High Court decision on the recovery of “mitigation costs” under Professional Indemnity Insurance Policies

20 March 2012
By Michael Hayes

Standard Life Assurance Ltd v ACE European Group [2012] EWHC 104 (Comm)

The Claimant owned an investment fund containing a substantial proportion of asset-backed securities. Following the collapse of Lehman Brothers in 2008, the asset-backed securities became increasingly illiquid, making their valuation more and more subjective.
The Claimant decided to switch to a different source of prices, which resulted in a fall in value of units of the fund by 4.8%. There followed a mass of complaints, and due to the Claimant’s fears that many of its customers would make a claim, it made a cash injection into the fund of over £100 million.

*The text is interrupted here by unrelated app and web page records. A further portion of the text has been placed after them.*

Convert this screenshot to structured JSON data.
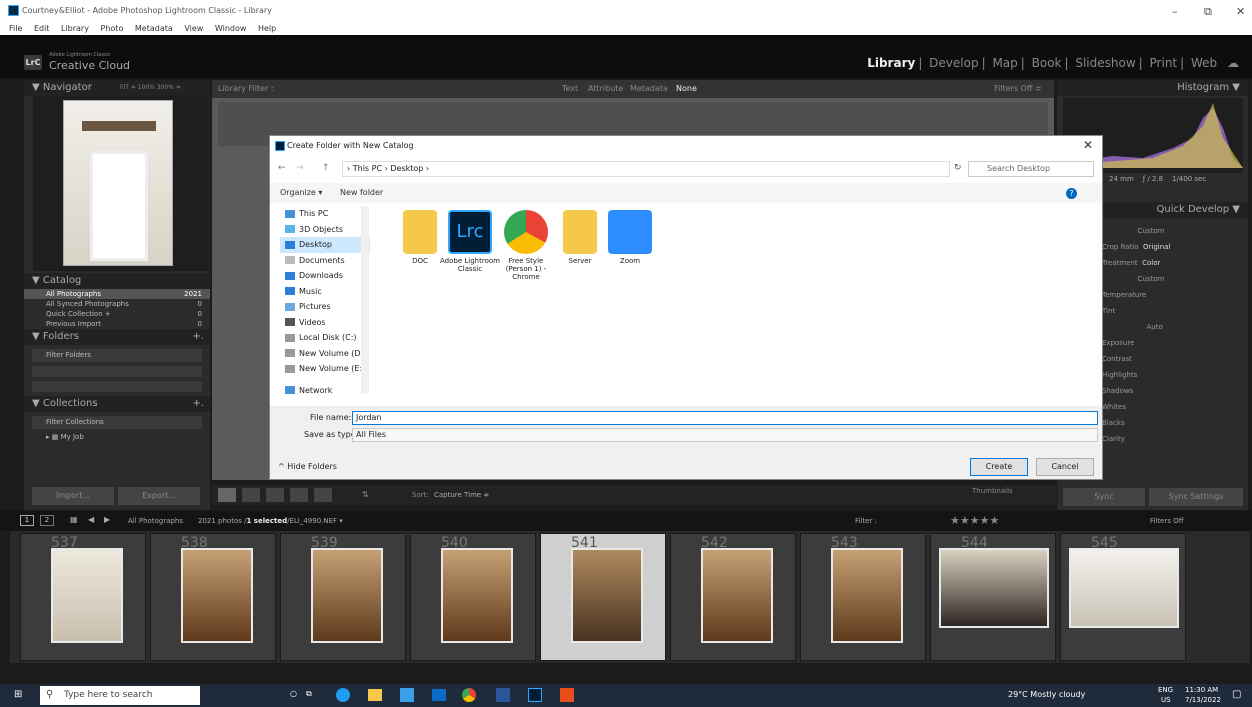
{
  "window": {
    "title": "Courtney&Elliot - Adobe Photoshop Lightroom Classic - Library"
  },
  "menu": [
    "File",
    "Edit",
    "Library",
    "Photo",
    "Metadata",
    "View",
    "Window",
    "Help"
  ],
  "brand": {
    "badge": "LrC",
    "line1": "Adobe Lightroom Classic",
    "line2": "Creative Cloud"
  },
  "modules": [
    "Library",
    "Develop",
    "Map",
    "Book",
    "Slideshow",
    "Print",
    "Web"
  ],
  "navigator": {
    "title": "Navigator",
    "zoom": "FIT ≑  100%  300% ≑"
  },
  "catalog": {
    "title": "Catalog",
    "items": [
      {
        "label": "All Photographs",
        "count": "2021"
      },
      {
        "label": "All Synced Photographs",
        "count": "0"
      },
      {
        "label": "Quick Collection +",
        "count": "0"
      },
      {
        "label": "Previous Import",
        "count": "0"
      }
    ]
  },
  "folders": {
    "title": "Folders",
    "filter": "Filter Folders"
  },
  "collections": {
    "title": "Collections",
    "filter": "Filter Collections",
    "item": "My Job"
  },
  "library_filter": {
    "label": "Library Filter :",
    "tabs": [
      "Text",
      "Attribute",
      "Metadata",
      "None"
    ],
    "filters_off": "Filters Off ≑"
  },
  "right": {
    "histogram": "Histogram",
    "lens": "24 mm",
    "fstop": "ƒ / 2.8",
    "shutter": "1/400 sec",
    "quick_develop": "Quick Develop",
    "custom": "Custom",
    "crop_label": "Crop Ratio",
    "crop_value": "Original",
    "treat_label": "Treatment",
    "treat_value": "Color",
    "wb_value": "Custom",
    "temp": "Temperature",
    "tint": "Tint",
    "auto": "Auto",
    "rows": [
      "Exposure",
      "Contrast",
      "Highlights",
      "Shadows",
      "Whites",
      "Blacks",
      "Clarity"
    ]
  },
  "toolbar": {
    "sort": "Sort:",
    "sort_value": "Capture Time ≑",
    "thumbnails": "Thumbnails",
    "sync": "Sync",
    "sync_settings": "Sync Settings",
    "import": "Import...",
    "export": "Export..."
  },
  "filmstrip": {
    "source": "All Photographs",
    "info_a": "2021 photos /",
    "info_b": "1 selected",
    "info_c": "/ELI_4990.NEF ▾",
    "filter": "Filter :",
    "filters_off": "Filters Off",
    "numbers": [
      "537",
      "538",
      "539",
      "540",
      "541",
      "542",
      "543",
      "544",
      "545"
    ]
  },
  "dialog": {
    "title": "Create Folder with New Catalog",
    "path": [
      "This PC",
      "Desktop"
    ],
    "search": "Search Desktop",
    "organize": "Organize ▾",
    "new_folder": "New folder",
    "tree": [
      "This PC",
      "3D Objects",
      "Desktop",
      "Documents",
      "Downloads",
      "Music",
      "Pictures",
      "Videos",
      "Local Disk (C:)",
      "New Volume (D:",
      "New Volume (E:)",
      "Network"
    ],
    "files": [
      {
        "name": "DOC"
      },
      {
        "name": "Adobe Lightroom Classic"
      },
      {
        "name": "Free Style (Person 1) - Chrome"
      },
      {
        "name": "Server"
      },
      {
        "name": "Zoom"
      }
    ],
    "lrc_text": "Lrc",
    "filename_label": "File name:",
    "filename_value": "Jordan",
    "savetype_label": "Save as type:",
    "savetype_value": "All Files",
    "hide_folders": "Hide Folders",
    "create": "Create",
    "cancel": "Cancel"
  },
  "taskbar": {
    "search": "Type here to search",
    "weather": "29°C  Mostly cloudy",
    "lang": "ENG",
    "region": "US",
    "time": "11:30 AM",
    "date": "7/13/2022"
  },
  "colors": {
    "accent": "#31a8ff",
    "lrc_bg": "#001e36",
    "folder": "#f5c84c",
    "zoom": "#2d8cff"
  }
}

The Claimant then sought to recover the cash injection from the Defendant, which was the Claimant’s professional indemnity insurer, on the basis that the cash injection constituted ‘mitigation costs’. Under the insurance policy mitigation costs were described as:

“…any payment of loss, costs or expenses reasonably and necessarily incurred by the assured in taking action to avoid or reduce a third party claim (or to avoid or reduce a third party claim which may arise from a fact, circumstance or event) of a type which would have been covered under this policy”.

The Defendant insurers argued that the payments were made for the dominant purpose of reducing damage to the Claimant’s brand, and not for avoiding claims and, as such, were not covered under the policy.

Mr Justice Eder rejected this argument and ruled in favour of the Claimant, deciding the correct approach was to look at the intended effect of the payment, not the motive behind it. The mitigation clause was not concerned with purpose, only with whether the intended result was to reduce claims.

The Judge also dismissed the argument that there should be apportionment to reflect the fact that there may have been mixed motives (to reduce claims, and to protect reputation). He also commented that insurers should not inappropriately attempt to apply the marine property insurance principle of apportionment to professional liability policies.